While the second edition is an evolution of the first, it’s not just a series of spelling corrections and slightly updated photographs. Since I published the first edition, I have continued to read and republish other antique boxing manuals and kept coming across great new material and illustrations which I was dying to add to the book. After collecting and organizing the new material, I ended up with 60 or 70 individual notes ranging from “re-write this paragraph” to specific authors’ advice on specific techniques like Owen Swift’s advice on the Cross-Buttock or Shaw’s break for Front Chancery. In the end I had updated 11 of the chapters, added 19 completely new historic illustrations, and a half dozen or so new sources.

Freshest in my mind, and perhaps most intriguing to some, is new material in the chapter “Pull the Hair, Poke the Eye, Oh My!” Here I added material which is best termed “Pressure Point Attacks” in historic boxing. It kind of surprised me the first time I saw these sort of attacks in the antique manuals, but there they were. It’s not a large section but I expect it to be the most attention grabbing.

Finally, as a Bartitsu instructor yourself, how would you say the material in “Banned from Boxing” can be relevant to Bartitsu, or neo-Bartitsu?

Well, it’s obviously all speculation and informed guesswork. However, this material blends historic boxing and grappling in a way similar to what we think Barton-Wright was teaching. With that in mind, the material in “Banned from Boxing” can easily act as a bridge between the historic “striking” material and grappling.
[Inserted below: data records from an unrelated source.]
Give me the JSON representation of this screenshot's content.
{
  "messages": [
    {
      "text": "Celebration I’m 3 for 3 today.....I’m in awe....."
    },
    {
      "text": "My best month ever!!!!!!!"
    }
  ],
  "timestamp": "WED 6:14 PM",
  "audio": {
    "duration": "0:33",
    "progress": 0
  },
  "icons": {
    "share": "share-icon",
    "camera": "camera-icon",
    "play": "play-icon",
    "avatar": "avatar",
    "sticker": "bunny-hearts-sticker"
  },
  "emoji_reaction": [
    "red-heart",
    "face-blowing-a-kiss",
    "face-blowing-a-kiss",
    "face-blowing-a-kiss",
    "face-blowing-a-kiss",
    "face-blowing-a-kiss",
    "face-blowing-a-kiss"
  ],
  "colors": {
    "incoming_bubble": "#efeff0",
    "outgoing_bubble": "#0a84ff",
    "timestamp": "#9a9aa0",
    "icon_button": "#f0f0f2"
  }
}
The old boxers had a specific skill set and a long tradition of mixing the two within the confines of their sport so I think there’s a lot that we can glean from what they were doing and move it forward into the speculative neo-Bartitsu context.

“Jiu-Jitsu and Other Methods of Self Defence” republished

Announcing Kirk Lawson‘s re-publication of Percy Longhurst’s “Jiu-Jitsu and Other Methods of Self Defence” (1906) from a copy of the original located by Dr. Milo Thurston of the Linacre School of Defence. The re-published book is available in hard copy for US$9.28 or as a free PDF download from this site.

An early promoter of Japanese “Jiu-Jitsu” in the first decade of the 20th Century in England, Percy Longhurst studied under both Yukio Tani and Sadakazu Uyenishi. He was familiar with, and possibly studied Bartitsu under E.W. Barton-Wright and stick-fighting under Pierre Vigny.

A prolific writer and accomplished amateur athlete, Longhurst quickly turned his skills to Self Defense and the “new,” mysterious, and glamorous foreign martial art of Jiu-Jitsu.

In 1906 he published the first edition of what was to become a celebrated and frequently reprinted manual: Jiu-Jitsu and Other Methods of Self Defense.

Combining Western and Japanese wrestling and self-defense methods, Longhurst’s manual was groundbreaking. Another innovation of this manual is a section specifically intended for ladies. This book is so dense with material, yet so easily understood and well put together, that it was revised and reprinted for decades, at least until the early 1950’s, and at least 11 editions.

This is one of the most important of the early Western self defense manuals due not only to its heavy emphasis on Jiu-Jitsu but its combination with other Western methods. It’s sure to please Western martial artist and early Jiu-Jitsu researchers alike.

Of all the early 20th century British self-defence instructors, Longhurst was the most sympathetic to E.W. Barton-Wright. “Jiu-Jitsu and Other Methods of Self Defence” is truly the closest thing to a Bartitsu manual produced during the pre-War period and is an excellent supplementary resource to the Bartitsu Compendium, Volume II. Kirk Lawson’s re-publication is highly recommended to neo-Bartitsu enthusiasts.